Google and Apple Want to Ban Charging Developer Fees on Google Play and App Store in South Korea

A South Korean parliamentary committee voted Wednesday to recommend amendments to a law that could prohibit Google and Apple from enforcing fees on software developers. If the amendments are adopted, then this will be the first such restriction at the state level. It could hit these companies hard, and other countries could follow South Korea.


Apple and Alphabet have long been criticized for their policy of requiring software developers using their app stores to use only proprietary payment systems that charge fees up to 30%.


Apple said the new law "would expose users who buy digital goods from other sources to the risk of fraud, undermine their privacy protections," undermine consumer confidence in App Store purchases and reduce opportunities for South Korean developers. Wilson White, Google's senior director of public policy, said the company had failed to sufficiently analyze the negative impact of the law on Korean consumers and app developers.


“Google and Apple are not the only ones who can create a secure payment system,” said Lee Hwan, a professor of competition law at Korea University.


The proposed amendments prohibit Google and Apple, which have a dominant market position, from imposing payment systems on content providers and "improperly" postponing the review or removal of mobile content.

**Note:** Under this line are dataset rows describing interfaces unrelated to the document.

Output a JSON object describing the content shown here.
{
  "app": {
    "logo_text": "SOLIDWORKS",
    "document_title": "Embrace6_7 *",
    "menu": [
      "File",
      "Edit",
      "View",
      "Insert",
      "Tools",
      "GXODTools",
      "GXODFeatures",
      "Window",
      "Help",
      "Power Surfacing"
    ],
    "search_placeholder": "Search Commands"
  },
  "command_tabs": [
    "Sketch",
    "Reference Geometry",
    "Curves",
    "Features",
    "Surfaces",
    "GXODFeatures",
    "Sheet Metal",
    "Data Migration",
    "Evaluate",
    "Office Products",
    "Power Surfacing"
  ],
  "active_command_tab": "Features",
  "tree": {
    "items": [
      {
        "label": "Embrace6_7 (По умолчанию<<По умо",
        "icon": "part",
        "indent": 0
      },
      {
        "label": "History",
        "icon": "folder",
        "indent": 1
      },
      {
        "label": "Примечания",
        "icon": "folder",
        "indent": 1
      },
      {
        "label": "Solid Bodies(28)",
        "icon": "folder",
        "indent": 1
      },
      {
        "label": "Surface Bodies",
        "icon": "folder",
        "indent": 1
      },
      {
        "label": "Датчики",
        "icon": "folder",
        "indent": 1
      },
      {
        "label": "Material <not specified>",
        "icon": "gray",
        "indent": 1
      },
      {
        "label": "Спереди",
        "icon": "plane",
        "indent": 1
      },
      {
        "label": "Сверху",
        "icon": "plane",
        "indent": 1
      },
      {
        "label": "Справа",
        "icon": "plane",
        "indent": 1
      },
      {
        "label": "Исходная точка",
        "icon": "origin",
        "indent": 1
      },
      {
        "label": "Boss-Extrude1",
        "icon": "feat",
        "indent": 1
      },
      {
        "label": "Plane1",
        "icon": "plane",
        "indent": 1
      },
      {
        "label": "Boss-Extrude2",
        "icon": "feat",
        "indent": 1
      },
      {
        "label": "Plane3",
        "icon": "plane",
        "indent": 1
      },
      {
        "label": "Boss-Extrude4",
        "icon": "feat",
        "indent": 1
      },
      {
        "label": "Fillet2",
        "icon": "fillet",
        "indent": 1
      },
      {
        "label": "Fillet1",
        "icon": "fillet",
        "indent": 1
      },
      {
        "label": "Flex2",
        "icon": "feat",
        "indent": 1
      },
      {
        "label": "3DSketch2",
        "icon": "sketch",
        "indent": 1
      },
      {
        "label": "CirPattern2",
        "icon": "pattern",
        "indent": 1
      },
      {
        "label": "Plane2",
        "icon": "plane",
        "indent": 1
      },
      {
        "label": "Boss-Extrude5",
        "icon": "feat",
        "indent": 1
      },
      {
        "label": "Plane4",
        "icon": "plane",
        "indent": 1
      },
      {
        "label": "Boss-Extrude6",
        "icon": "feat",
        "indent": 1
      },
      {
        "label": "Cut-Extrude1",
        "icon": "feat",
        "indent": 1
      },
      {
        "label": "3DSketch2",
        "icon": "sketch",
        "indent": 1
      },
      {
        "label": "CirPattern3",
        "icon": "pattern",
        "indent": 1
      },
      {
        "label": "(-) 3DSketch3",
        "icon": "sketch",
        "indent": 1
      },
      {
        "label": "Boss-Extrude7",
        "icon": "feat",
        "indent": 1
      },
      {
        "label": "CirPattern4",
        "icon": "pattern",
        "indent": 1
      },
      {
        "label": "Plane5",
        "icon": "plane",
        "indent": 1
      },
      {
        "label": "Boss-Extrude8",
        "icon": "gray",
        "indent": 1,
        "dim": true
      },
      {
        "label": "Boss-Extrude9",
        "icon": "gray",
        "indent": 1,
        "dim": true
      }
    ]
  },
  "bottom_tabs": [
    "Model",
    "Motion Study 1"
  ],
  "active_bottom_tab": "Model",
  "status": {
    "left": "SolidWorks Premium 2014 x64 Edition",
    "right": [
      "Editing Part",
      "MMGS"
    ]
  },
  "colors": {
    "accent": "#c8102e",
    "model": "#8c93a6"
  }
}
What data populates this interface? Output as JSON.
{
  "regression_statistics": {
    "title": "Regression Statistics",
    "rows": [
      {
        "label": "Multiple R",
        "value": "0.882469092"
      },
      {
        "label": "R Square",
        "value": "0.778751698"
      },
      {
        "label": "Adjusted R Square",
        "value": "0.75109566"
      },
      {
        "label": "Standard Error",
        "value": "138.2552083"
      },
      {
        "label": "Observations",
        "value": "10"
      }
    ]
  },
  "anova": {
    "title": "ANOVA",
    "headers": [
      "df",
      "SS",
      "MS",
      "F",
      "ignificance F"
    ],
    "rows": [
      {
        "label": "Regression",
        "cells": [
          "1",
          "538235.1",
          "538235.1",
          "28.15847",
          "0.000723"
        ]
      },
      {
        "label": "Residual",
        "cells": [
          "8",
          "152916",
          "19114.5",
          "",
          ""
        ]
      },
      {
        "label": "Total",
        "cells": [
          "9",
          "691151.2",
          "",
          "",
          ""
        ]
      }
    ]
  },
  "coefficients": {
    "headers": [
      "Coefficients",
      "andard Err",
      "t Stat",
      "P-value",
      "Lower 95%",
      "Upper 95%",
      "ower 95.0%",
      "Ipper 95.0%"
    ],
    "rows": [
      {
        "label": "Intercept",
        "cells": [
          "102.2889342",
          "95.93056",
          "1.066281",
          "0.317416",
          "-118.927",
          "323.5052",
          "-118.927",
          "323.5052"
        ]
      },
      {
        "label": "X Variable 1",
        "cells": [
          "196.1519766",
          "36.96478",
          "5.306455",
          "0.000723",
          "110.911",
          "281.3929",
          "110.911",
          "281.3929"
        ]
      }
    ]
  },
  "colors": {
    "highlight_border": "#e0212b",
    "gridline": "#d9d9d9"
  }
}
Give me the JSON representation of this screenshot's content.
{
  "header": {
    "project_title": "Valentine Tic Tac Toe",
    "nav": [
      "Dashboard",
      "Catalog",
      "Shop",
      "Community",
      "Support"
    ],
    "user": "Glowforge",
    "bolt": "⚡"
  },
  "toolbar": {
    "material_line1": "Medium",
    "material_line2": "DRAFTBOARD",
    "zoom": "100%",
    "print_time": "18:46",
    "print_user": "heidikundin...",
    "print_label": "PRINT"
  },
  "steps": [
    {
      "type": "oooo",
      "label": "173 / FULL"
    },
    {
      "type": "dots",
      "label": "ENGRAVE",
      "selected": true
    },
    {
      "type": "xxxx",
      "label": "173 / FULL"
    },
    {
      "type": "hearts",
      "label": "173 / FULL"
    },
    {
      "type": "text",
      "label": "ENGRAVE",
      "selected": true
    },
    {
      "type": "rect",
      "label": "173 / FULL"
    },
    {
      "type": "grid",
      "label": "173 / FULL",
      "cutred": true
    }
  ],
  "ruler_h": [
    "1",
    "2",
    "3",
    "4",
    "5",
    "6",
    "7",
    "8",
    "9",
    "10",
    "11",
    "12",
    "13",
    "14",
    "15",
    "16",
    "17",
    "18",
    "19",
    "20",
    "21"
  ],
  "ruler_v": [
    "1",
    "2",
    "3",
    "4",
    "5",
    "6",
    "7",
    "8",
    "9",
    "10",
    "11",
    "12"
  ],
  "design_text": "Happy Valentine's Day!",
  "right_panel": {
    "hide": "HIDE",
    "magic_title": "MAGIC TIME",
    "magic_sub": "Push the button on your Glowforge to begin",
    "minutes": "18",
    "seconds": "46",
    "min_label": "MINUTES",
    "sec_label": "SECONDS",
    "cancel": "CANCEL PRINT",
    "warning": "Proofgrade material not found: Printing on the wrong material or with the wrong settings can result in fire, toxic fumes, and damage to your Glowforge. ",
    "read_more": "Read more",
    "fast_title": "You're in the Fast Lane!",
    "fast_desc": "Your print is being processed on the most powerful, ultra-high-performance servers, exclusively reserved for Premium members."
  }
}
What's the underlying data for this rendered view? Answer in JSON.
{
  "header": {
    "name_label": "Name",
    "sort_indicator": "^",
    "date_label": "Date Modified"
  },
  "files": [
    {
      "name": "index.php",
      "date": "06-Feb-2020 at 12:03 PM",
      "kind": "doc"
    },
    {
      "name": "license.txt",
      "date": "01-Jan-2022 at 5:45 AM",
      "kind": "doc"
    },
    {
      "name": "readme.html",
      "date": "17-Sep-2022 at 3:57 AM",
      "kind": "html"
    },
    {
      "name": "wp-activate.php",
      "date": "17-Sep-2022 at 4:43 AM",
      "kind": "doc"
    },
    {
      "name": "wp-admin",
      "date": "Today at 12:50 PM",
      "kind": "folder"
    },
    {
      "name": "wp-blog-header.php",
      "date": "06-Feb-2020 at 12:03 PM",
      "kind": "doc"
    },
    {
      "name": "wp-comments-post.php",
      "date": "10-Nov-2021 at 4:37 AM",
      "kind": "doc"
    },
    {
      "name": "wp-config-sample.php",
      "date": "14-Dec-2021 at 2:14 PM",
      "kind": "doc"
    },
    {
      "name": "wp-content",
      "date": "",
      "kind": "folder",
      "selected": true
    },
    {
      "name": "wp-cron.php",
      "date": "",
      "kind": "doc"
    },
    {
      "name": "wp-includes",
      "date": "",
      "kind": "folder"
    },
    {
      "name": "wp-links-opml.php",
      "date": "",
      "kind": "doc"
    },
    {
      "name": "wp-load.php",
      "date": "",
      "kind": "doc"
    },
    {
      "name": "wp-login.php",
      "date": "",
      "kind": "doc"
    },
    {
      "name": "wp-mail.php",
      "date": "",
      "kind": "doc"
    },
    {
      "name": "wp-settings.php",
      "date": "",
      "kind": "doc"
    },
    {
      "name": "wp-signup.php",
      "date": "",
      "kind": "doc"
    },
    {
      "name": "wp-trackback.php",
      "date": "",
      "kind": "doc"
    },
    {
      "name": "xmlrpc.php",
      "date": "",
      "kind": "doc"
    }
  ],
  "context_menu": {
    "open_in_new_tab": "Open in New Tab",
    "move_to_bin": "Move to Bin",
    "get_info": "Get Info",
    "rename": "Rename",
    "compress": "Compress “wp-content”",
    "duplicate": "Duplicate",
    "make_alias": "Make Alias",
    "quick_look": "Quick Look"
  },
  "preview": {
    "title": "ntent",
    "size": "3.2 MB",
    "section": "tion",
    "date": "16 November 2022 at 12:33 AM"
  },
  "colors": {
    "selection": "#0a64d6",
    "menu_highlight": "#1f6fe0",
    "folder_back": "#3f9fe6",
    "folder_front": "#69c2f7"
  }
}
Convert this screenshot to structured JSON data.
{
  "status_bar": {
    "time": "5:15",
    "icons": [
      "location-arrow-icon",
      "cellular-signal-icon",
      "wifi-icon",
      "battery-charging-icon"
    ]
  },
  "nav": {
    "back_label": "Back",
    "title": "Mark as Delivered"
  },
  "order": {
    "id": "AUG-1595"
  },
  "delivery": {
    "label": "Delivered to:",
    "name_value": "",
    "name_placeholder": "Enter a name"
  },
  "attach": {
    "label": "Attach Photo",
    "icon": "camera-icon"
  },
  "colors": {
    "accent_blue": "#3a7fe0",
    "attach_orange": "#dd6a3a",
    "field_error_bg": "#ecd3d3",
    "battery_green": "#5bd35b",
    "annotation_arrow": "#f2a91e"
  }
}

The law also allows the South Korean government to protect the rights and interests of users, vet app market operators, and resolve payment, cancellation or refund disputes in the app market.


Following the approval of the amendments to the law, dubbed the "Law against Google", these changes are submitted to a final vote in parliament, which will take place on August 30.

2 views0 comments

Recent Posts

See All